London: The congratulations landing in Roger Federer’s inbox since last Saturday included a Twitter message from Jimmy Connors — the great from the Seventies and Eighties who is the only other player to have lifted 100 or more Tour-level titles.
“Welcome to the ‘Triple Digit’ tournament victory club @rogerfederer,” said Connors, now 66. “I’ve been a bit lonely — glad to have the company!”
Federer achieved his landmark in Saturday’s final of the Dubai Duty Free Championships, where he beat the rising Greek star Stefanos Tsitsipas 6-4, 6-4.
Admittedly, Connors’ 100th title had come in the rather more exalted surroundings of Louis Armstrong Stadium in New York, where he beat Ivan Lendl in four sets to claim the 1983 US Open. But the Dubai final was still a joy to watch.

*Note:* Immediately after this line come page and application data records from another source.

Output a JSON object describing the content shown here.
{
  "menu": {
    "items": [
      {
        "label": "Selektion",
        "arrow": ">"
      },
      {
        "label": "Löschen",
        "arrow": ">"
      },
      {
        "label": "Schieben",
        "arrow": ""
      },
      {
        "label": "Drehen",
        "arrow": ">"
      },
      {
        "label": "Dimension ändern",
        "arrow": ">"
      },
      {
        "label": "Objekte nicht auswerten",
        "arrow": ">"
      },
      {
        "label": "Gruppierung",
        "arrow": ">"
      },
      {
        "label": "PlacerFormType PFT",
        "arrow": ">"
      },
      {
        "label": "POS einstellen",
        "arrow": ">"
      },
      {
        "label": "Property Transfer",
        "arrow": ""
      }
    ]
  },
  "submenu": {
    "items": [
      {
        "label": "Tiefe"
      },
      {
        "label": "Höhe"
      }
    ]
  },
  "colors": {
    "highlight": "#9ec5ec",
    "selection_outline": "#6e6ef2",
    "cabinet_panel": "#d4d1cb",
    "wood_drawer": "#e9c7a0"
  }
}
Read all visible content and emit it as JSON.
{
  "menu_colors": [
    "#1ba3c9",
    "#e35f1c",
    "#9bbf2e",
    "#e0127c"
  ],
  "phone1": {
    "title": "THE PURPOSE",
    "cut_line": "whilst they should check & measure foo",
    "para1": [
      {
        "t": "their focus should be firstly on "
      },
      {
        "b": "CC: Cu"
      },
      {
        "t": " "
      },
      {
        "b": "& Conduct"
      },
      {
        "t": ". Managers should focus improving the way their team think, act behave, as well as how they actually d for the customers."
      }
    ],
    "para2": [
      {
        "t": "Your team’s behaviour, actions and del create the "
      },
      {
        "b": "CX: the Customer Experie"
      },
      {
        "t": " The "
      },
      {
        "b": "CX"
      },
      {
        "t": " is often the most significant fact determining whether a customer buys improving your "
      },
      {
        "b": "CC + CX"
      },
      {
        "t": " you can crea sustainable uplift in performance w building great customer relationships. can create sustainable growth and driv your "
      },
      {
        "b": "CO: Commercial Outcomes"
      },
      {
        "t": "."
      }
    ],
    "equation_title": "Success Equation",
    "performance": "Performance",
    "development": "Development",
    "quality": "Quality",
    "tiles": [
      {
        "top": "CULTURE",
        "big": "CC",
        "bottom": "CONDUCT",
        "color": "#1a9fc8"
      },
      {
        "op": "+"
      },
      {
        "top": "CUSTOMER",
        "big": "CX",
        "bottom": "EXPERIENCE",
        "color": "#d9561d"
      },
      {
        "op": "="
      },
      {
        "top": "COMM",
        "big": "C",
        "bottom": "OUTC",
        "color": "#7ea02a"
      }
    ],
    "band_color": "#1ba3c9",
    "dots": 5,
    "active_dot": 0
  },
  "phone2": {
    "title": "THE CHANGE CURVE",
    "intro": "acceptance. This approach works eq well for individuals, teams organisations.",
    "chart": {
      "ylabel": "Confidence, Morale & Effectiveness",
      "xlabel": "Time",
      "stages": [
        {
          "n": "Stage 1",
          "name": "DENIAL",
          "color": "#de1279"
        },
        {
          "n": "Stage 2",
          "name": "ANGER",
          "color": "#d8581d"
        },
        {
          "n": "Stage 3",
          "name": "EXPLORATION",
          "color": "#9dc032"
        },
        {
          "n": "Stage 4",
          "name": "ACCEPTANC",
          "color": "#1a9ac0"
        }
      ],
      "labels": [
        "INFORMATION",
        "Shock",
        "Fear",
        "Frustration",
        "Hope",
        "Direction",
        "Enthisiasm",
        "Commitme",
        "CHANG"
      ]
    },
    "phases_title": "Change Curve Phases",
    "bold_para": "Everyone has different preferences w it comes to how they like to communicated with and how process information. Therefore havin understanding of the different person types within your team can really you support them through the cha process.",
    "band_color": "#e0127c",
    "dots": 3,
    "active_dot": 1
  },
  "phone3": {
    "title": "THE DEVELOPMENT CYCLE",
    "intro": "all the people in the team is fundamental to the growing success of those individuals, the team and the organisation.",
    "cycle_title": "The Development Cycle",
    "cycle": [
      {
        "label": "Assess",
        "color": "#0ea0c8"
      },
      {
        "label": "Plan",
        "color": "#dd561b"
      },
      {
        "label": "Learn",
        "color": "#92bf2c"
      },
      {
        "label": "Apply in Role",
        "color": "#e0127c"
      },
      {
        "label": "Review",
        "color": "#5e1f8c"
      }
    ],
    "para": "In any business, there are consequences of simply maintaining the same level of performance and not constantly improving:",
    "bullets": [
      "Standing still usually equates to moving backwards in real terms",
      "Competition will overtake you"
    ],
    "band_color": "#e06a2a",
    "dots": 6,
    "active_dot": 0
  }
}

While never threatening to spoil the party, Tsitsipas still contributed some of his own handsome stroke play to Federer’s magnificent win.

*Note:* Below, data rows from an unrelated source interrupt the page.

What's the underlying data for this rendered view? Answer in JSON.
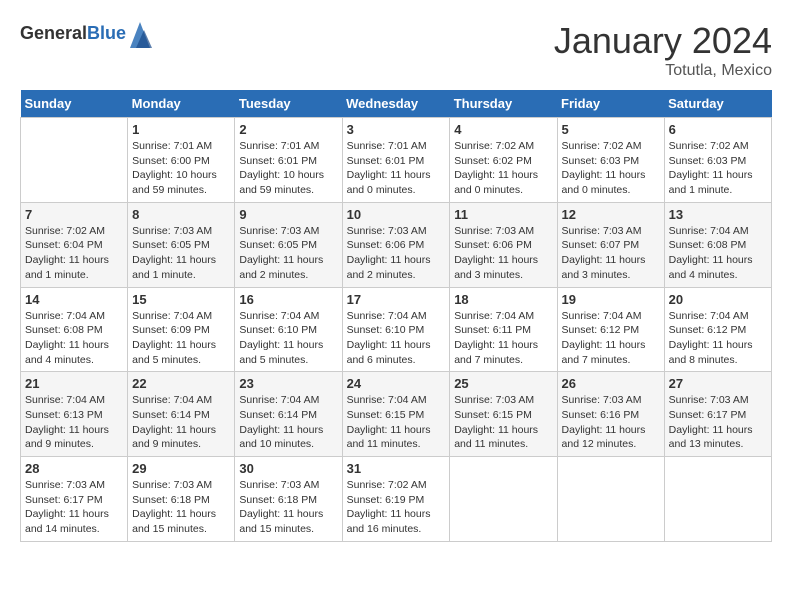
{
  "header": {
    "logo_general": "General",
    "logo_blue": "Blue",
    "month_title": "January 2024",
    "location": "Totutla, Mexico"
  },
  "weekdays": [
    "Sunday",
    "Monday",
    "Tuesday",
    "Wednesday",
    "Thursday",
    "Friday",
    "Saturday"
  ],
  "weeks": [
    [
      {
        "day": "",
        "sunrise": "",
        "sunset": "",
        "daylight": ""
      },
      {
        "day": "1",
        "sunrise": "Sunrise: 7:01 AM",
        "sunset": "Sunset: 6:00 PM",
        "daylight": "Daylight: 10 hours and 59 minutes."
      },
      {
        "day": "2",
        "sunrise": "Sunrise: 7:01 AM",
        "sunset": "Sunset: 6:01 PM",
        "daylight": "Daylight: 10 hours and 59 minutes."
      },
      {
        "day": "3",
        "sunrise": "Sunrise: 7:01 AM",
        "sunset": "Sunset: 6:01 PM",
        "daylight": "Daylight: 11 hours and 0 minutes."
      },
      {
        "day": "4",
        "sunrise": "Sunrise: 7:02 AM",
        "sunset": "Sunset: 6:02 PM",
        "daylight": "Daylight: 11 hours and 0 minutes."
      },
      {
        "day": "5",
        "sunrise": "Sunrise: 7:02 AM",
        "sunset": "Sunset: 6:03 PM",
        "daylight": "Daylight: 11 hours and 0 minutes."
      },
      {
        "day": "6",
        "sunrise": "Sunrise: 7:02 AM",
        "sunset": "Sunset: 6:03 PM",
        "daylight": "Daylight: 11 hours and 1 minute."
      }
    ],
    [
      {
        "day": "7",
        "sunrise": "Sunrise: 7:02 AM",
        "sunset": "Sunset: 6:04 PM",
        "daylight": "Daylight: 11 hours and 1 minute."
      },
      {
        "day": "8",
        "sunrise": "Sunrise: 7:03 AM",
        "sunset": "Sunset: 6:05 PM",
        "daylight": "Daylight: 11 hours and 1 minute."
      },
      {
        "day": "9",
        "sunrise": "Sunrise: 7:03 AM",
        "sunset": "Sunset: 6:05 PM",
        "daylight": "Daylight: 11 hours and 2 minutes."
      },
      {
        "day": "10",
        "sunrise": "Sunrise: 7:03 AM",
        "sunset": "Sunset: 6:06 PM",
        "daylight": "Daylight: 11 hours and 2 minutes."
      },
      {
        "day": "11",
        "sunrise": "Sunrise: 7:03 AM",
        "sunset": "Sunset: 6:06 PM",
        "daylight": "Daylight: 11 hours and 3 minutes."
      },
      {
        "day": "12",
        "sunrise": "Sunrise: 7:03 AM",
        "sunset": "Sunset: 6:07 PM",
        "daylight": "Daylight: 11 hours and 3 minutes."
      },
      {
        "day": "13",
        "sunrise": "Sunrise: 7:04 AM",
        "sunset": "Sunset: 6:08 PM",
        "daylight": "Daylight: 11 hours and 4 minutes."
      }
    ],
    [
      {
        "day": "14",
        "sunrise": "Sunrise: 7:04 AM",
        "sunset": "Sunset: 6:08 PM",
        "daylight": "Daylight: 11 hours and 4 minutes."
      },
      {
        "day": "15",
        "sunrise": "Sunrise: 7:04 AM",
        "sunset": "Sunset: 6:09 PM",
        "daylight": "Daylight: 11 hours and 5 minutes."
      },
      {
        "day": "16",
        "sunrise": "Sunrise: 7:04 AM",
        "sunset": "Sunset: 6:10 PM",
        "daylight": "Daylight: 11 hours and 5 minutes."
      },
      {
        "day": "17",
        "sunrise": "Sunrise: 7:04 AM",
        "sunset": "Sunset: 6:10 PM",
        "daylight": "Daylight: 11 hours and 6 minutes."
      },
      {
        "day": "18",
        "sunrise": "Sunrise: 7:04 AM",
        "sunset": "Sunset: 6:11 PM",
        "daylight": "Daylight: 11 hours and 7 minutes."
      },
      {
        "day": "19",
        "sunrise": "Sunrise: 7:04 AM",
        "sunset": "Sunset: 6:12 PM",
        "daylight": "Daylight: 11 hours and 7 minutes."
      },
      {
        "day": "20",
        "sunrise": "Sunrise: 7:04 AM",
        "sunset": "Sunset: 6:12 PM",
        "daylight": "Daylight: 11 hours and 8 minutes."
      }
    ],
    [
      {
        "day": "21",
        "sunrise": "Sunrise: 7:04 AM",
        "sunset": "Sunset: 6:13 PM",
        "daylight": "Daylight: 11 hours and 9 minutes."
      },
      {
        "day": "22",
        "sunrise": "Sunrise: 7:04 AM",
        "sunset": "Sunset: 6:14 PM",
        "daylight": "Daylight: 11 hours and 9 minutes."
      },
      {
        "day": "23",
        "sunrise": "Sunrise: 7:04 AM",
        "sunset": "Sunset: 6:14 PM",
        "daylight": "Daylight: 11 hours and 10 minutes."
      },
      {
        "day": "24",
        "sunrise": "Sunrise: 7:04 AM",
        "sunset": "Sunset: 6:15 PM",
        "daylight": "Daylight: 11 hours and 11 minutes."
      },
      {
        "day": "25",
        "sunrise": "Sunrise: 7:03 AM",
        "sunset": "Sunset: 6:15 PM",
        "daylight": "Daylight: 11 hours and 11 minutes."
      },
      {
        "day": "26",
        "sunrise": "Sunrise: 7:03 AM",
        "sunset": "Sunset: 6:16 PM",
        "daylight": "Daylight: 11 hours and 12 minutes."
      },
      {
        "day": "27",
        "sunrise": "Sunrise: 7:03 AM",
        "sunset": "Sunset: 6:17 PM",
        "daylight": "Daylight: 11 hours and 13 minutes."
      }
    ],
    [
      {
        "day": "28",
        "sunrise": "Sunrise: 7:03 AM",
        "sunset": "Sunset: 6:17 PM",
        "daylight": "Daylight: 11 hours and 14 minutes."
      },
      {
        "day": "29",
        "sunrise": "Sunrise: 7:03 AM",
        "sunset": "Sunset: 6:18 PM",
        "daylight": "Daylight: 11 hours and 15 minutes."
      },
      {
        "day": "30",
        "sunrise": "Sunrise: 7:03 AM",
        "sunset": "Sunset: 6:18 PM",
        "daylight": "Daylight: 11 hours and 15 minutes."
      },
      {
        "day": "31",
        "sunrise": "Sunrise: 7:02 AM",
        "sunset": "Sunset: 6:19 PM",
        "daylight": "Daylight: 11 hours and 16 minutes."
      },
      {
        "day": "",
        "sunrise": "",
        "sunset": "",
        "daylight": ""
      },
      {
        "day": "",
        "sunrise": "",
        "sunset": "",
        "daylight": ""
      },
      {
        "day": "",
        "sunrise": "",
        "sunset": "",
        "daylight": ""
      }
    ]
  ]
}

That was No. 100 in a sequence that began when Federer beat Julien Boutter in the 2001 Milan -Indoor. The Daily Telegraph spoke to three men who were on the losing side at crucial moments in the Federer story: Boutter himself, as well as Mark Philippoussis and Tommy Haas.

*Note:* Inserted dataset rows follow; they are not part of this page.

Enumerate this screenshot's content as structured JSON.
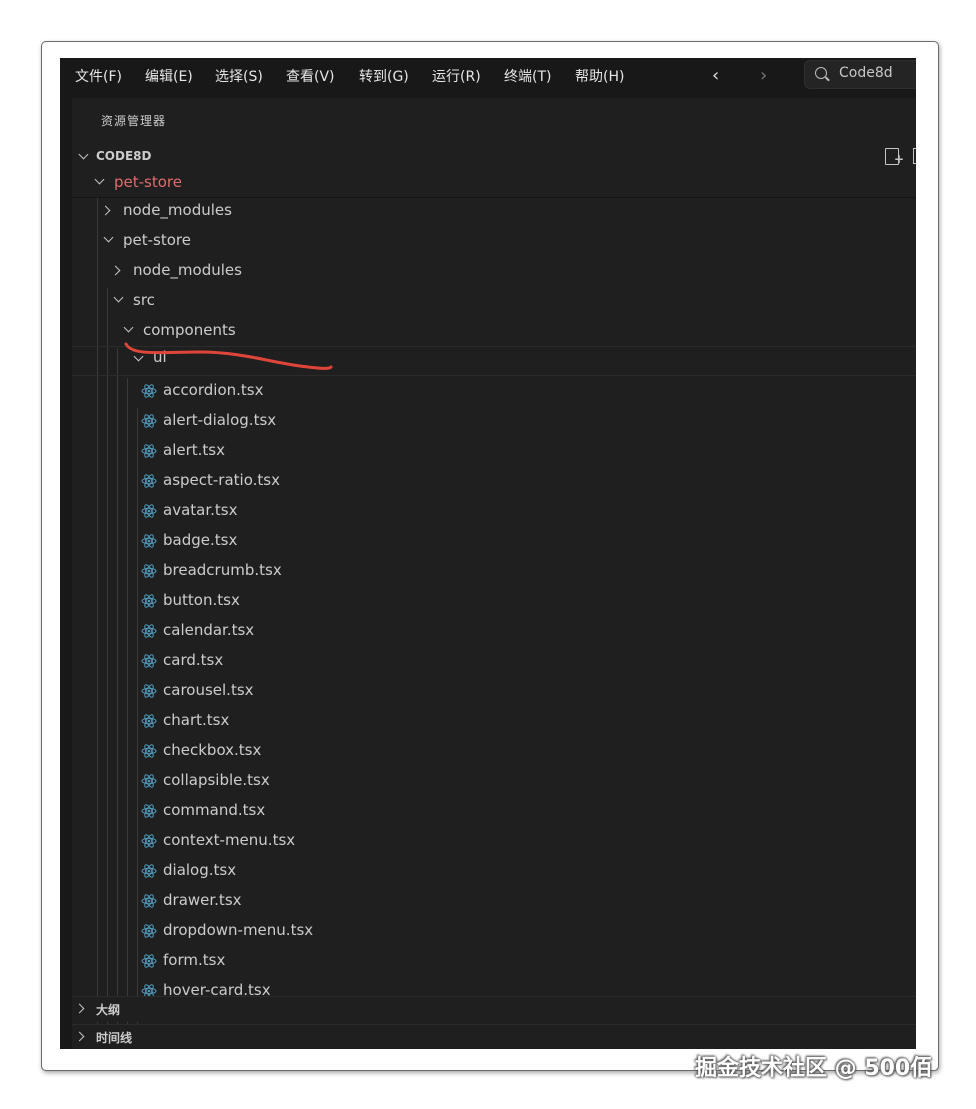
{
  "menu": [
    "文件(F)",
    "编辑(E)",
    "选择(S)",
    "查看(V)",
    "转到(G)",
    "运行(R)",
    "终端(T)",
    "帮助(H)"
  ],
  "search": {
    "text": "Code8d"
  },
  "explorer": {
    "title": "资源管理器",
    "root": "CODE8D"
  },
  "tree": [
    {
      "label": "pet-store",
      "expanded": true,
      "type": "folder",
      "color": "#e06c6c"
    },
    {
      "label": "node_modules",
      "expanded": false,
      "type": "folder"
    },
    {
      "label": "pet-store",
      "expanded": true,
      "type": "folder"
    },
    {
      "label": "node_modules",
      "expanded": false,
      "type": "folder"
    },
    {
      "label": "src",
      "expanded": true,
      "type": "folder"
    },
    {
      "label": "components",
      "expanded": true,
      "type": "folder"
    },
    {
      "label": "ui",
      "expanded": true,
      "type": "folder"
    }
  ],
  "files": [
    "accordion.tsx",
    "alert-dialog.tsx",
    "alert.tsx",
    "aspect-ratio.tsx",
    "avatar.tsx",
    "badge.tsx",
    "breadcrumb.tsx",
    "button.tsx",
    "calendar.tsx",
    "card.tsx",
    "carousel.tsx",
    "chart.tsx",
    "checkbox.tsx",
    "collapsible.tsx",
    "command.tsx",
    "context-menu.tsx",
    "dialog.tsx",
    "drawer.tsx",
    "dropdown-menu.tsx",
    "form.tsx",
    "hover-card.tsx"
  ],
  "panels": [
    "大纲",
    "时间线"
  ],
  "watermark": "掘金技术社区 @ 500佰",
  "colors": {
    "accent_red": "#e0453a",
    "react_icon": "#519aba",
    "text": "#cccccc"
  }
}
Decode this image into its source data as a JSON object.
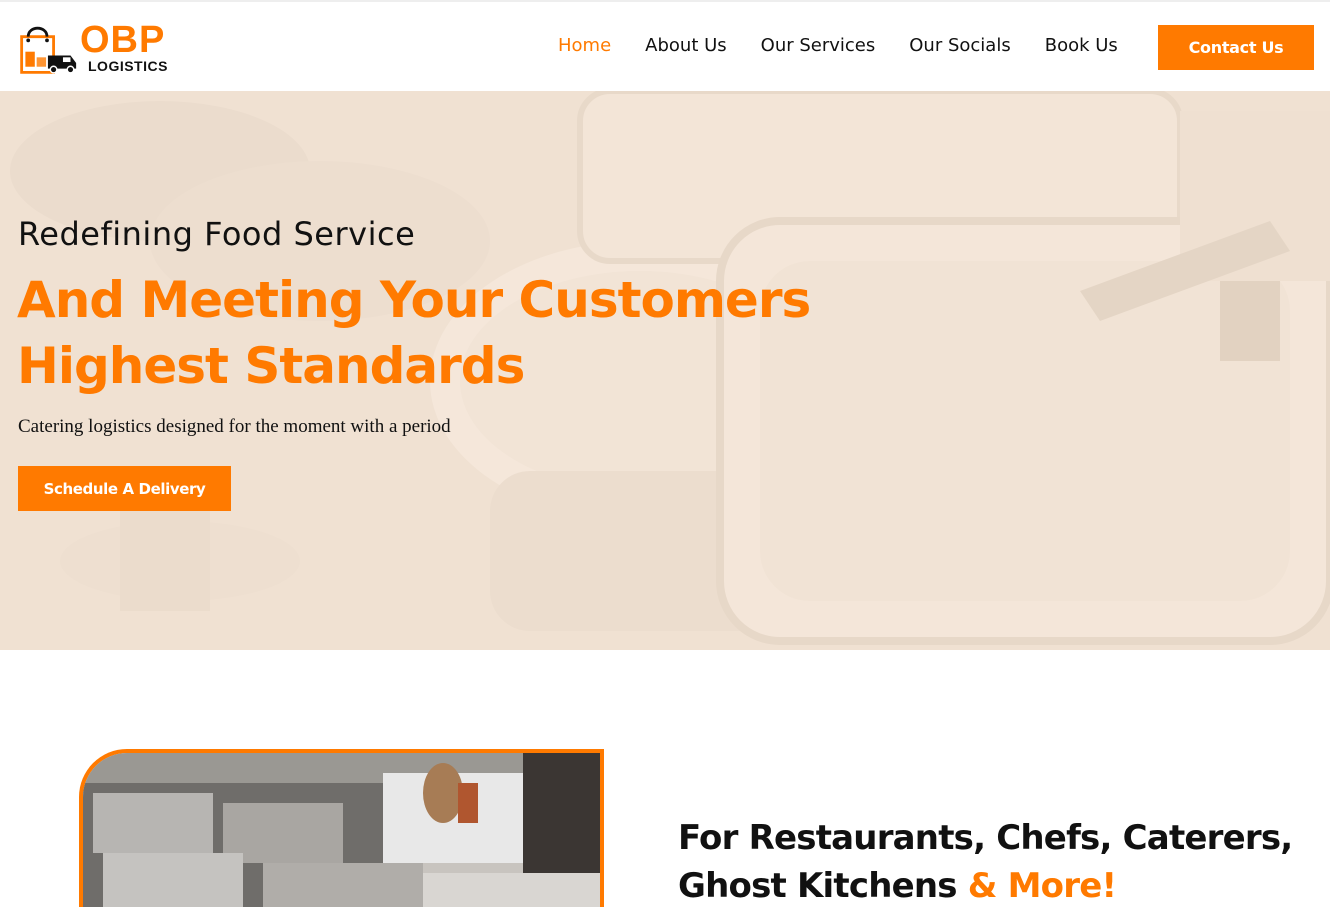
{
  "brand": {
    "name": "OBP",
    "tagline": "LOGISTICS",
    "accent_color": "#ff7a00"
  },
  "nav": {
    "items": [
      {
        "label": "Home",
        "active": true
      },
      {
        "label": "About Us",
        "active": false
      },
      {
        "label": "Our Services",
        "active": false
      },
      {
        "label": "Our Socials",
        "active": false
      },
      {
        "label": "Book Us",
        "active": false
      }
    ],
    "contact_label": "Contact Us"
  },
  "hero": {
    "subtitle": "Redefining Food Service",
    "title_line1": "And Meeting Your Customers",
    "title_line2": "Highest Standards",
    "description": "Catering logistics designed for the moment with a period",
    "cta_label": "Schedule A Delivery"
  },
  "section": {
    "heading_line1": "For Restaurants, Chefs, Caterers,",
    "heading_line2_main": "Ghost Kitchens ",
    "heading_line2_accent": "& More!"
  },
  "icons": {
    "logo": "shopping-bag-truck-icon"
  }
}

In 2003, Philippoussis was the runner-up for Federer’s first Wimbledon title — which was also his maiden grand slam. Six years later, Federer completed the career grand slam by lifting the French Open for the only time in his career. In the fourth round, he trailed Haas by two sets, but managed to lift himself at the crucial moment.
This sort of competitive nous has been a significant part of the Federer story for the past two decades, even if it tends to get forgotten alongside all the dreamy shot-making. So could he go on and overhaul American Connors’ world-leading tally of 109 titles?
Federer himself was reluctant to acknowledge the possibility of oing so on Saturday night. “If I reach milestones along the way it’s wonderful, but I’m really not here to shatter all the records,” he said.
— The Telegraph Group Limited, London 2019